One hundred days. One hundred days the genocide in Rwanda continued. One hundred days to kill between 800.000 and 1.000.000 people. 8.000 to 10.000 people died a day. Not by chemical weapons, large scale bombing or destruction camps, but with simple machetes, clubs or sharp pointed sticks and an occasional grenade. Not in a huge coutry with a large population, but in a country the size of Belgium with 8 million inhabitants in those days. 1 in every 8 to 10 people didn’t survive the genocide, most of them Tutsis, but also moderate Hutus.

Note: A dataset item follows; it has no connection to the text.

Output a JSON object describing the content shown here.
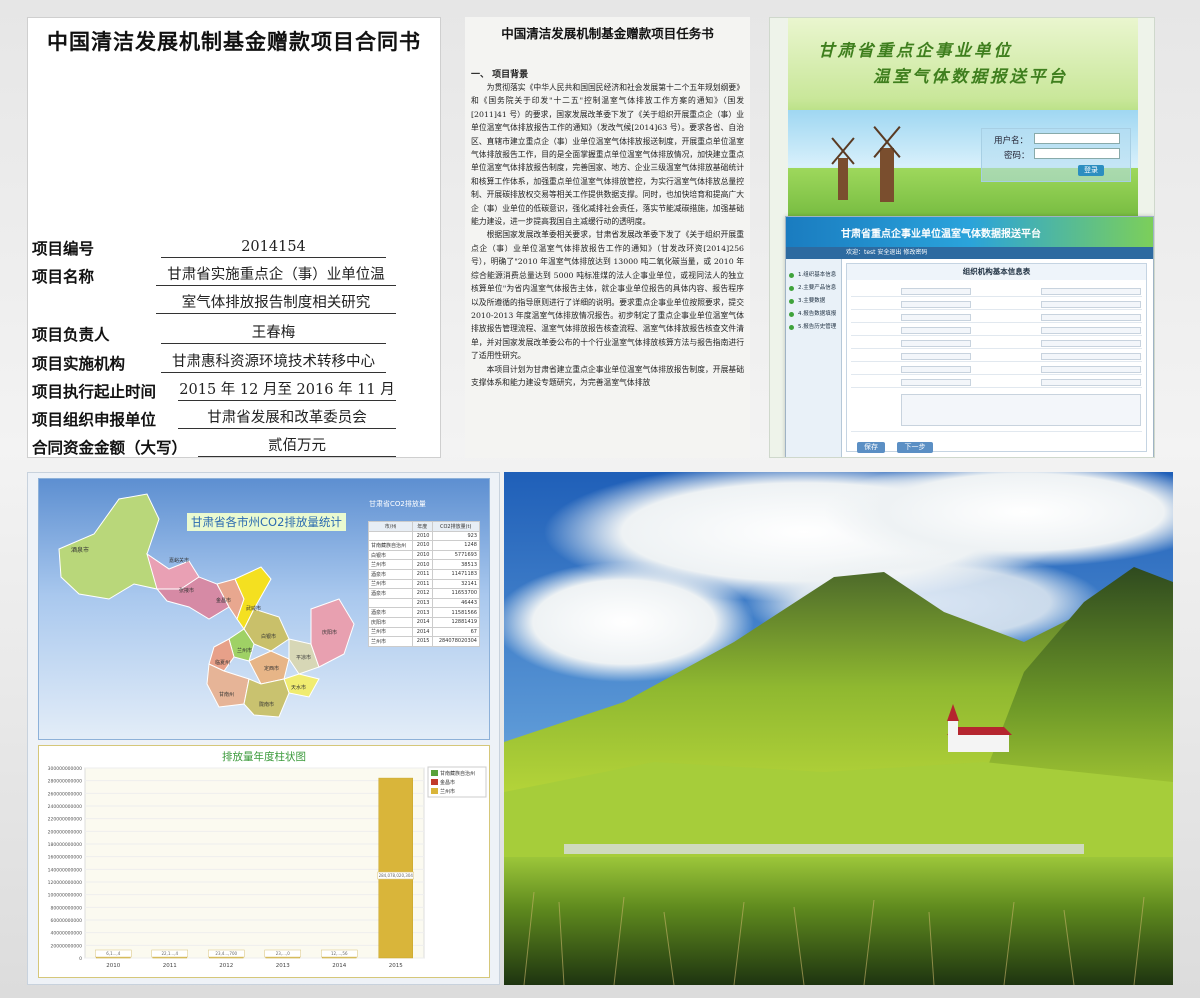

The genocide was not a sudden burst of violence, no unexpected phenomenon, but carefully planned and prepared for years. Even before the Rwandan independence in 1962, there were outbursts of violence against Tutsis, stimulated by extremist Hutu factions. Later, under an extremist Hutu government, civilian militias, the Interahamwe, were trained and indoctrinated, armed and set ready. The crash of the plane of the President was the spark that lit the torch in a carefully prepared gun-barrel and where it didn’t explode immediately, measures were taken to poke up the fire. Locations that people thought to be hiding places and where they sought shelter from the violence, churches, schools, places protected by international troops, were attacked and changed into massacres. Whole communities didn’t survive these hundred days, were completely wiped away.

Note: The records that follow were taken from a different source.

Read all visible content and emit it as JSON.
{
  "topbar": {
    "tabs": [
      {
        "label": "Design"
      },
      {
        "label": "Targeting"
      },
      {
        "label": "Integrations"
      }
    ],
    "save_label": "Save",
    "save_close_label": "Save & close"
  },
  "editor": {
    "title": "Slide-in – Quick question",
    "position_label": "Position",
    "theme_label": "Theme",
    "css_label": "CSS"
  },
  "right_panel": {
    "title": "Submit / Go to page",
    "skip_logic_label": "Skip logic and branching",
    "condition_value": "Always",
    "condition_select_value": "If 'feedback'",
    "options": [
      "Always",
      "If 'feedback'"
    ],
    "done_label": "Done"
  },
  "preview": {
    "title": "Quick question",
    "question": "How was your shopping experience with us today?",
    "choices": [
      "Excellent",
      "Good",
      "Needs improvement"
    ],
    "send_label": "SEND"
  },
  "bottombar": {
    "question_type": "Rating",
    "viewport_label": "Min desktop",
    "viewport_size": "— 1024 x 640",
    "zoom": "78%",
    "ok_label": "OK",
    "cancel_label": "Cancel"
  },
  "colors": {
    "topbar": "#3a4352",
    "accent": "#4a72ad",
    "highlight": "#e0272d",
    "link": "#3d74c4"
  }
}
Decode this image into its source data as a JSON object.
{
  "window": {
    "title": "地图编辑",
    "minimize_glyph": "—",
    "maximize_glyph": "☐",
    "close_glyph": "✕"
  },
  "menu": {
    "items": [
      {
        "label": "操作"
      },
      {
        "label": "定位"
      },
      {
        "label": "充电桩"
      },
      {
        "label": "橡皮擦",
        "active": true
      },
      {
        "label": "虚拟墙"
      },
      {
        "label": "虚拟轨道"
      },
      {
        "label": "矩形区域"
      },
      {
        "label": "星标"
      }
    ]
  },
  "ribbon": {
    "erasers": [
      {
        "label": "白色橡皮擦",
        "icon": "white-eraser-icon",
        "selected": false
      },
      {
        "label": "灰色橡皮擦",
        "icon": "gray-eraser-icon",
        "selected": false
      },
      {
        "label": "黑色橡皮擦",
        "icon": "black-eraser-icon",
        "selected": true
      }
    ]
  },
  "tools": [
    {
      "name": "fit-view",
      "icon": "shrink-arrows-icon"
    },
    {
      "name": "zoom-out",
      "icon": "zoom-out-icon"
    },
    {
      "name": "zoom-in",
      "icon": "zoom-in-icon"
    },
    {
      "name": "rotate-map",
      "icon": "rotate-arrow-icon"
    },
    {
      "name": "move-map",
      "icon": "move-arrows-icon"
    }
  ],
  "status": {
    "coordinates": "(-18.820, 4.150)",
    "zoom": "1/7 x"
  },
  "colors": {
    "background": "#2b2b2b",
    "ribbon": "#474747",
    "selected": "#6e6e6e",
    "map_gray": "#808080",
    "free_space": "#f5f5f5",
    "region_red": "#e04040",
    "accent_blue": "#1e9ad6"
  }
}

Sometimes the victims were left by their murderers at the spot where they were killed, sometimes they were dumped into mass graves. Because whole communities have disappeared, a lot of the victims have not been found or could not be identified, adding to the difficulties of the survivors. During trials (especially in the traditional “gacaca” courts), some perpetrators tell where they have hidden their victims. They then will be re-buried to give them a decent resting place, often at Genocide Memorial sites. The largest of those sites is in Kigali, simply called the Kigali Genocide Memorial. By now, there are more than 250.000 victims of the genocide buried there, and every year that number increases. The Kigali Genocide Memorial is not just a burial place, it is also, and mainly, a place for memorials and mourning for the survivors. Besides that, the site contains a museum about the history of the genocide in Rwanda and various other genocides elsewhere. It is an impressive exhibition of the horrors people can do to each other. The message is “it should never happen again”… but will that message ever be received? One hundred days changed Rwanda forever, but there are so many more place where people see the “other” as the enemy and murder as the solution. How long will it take?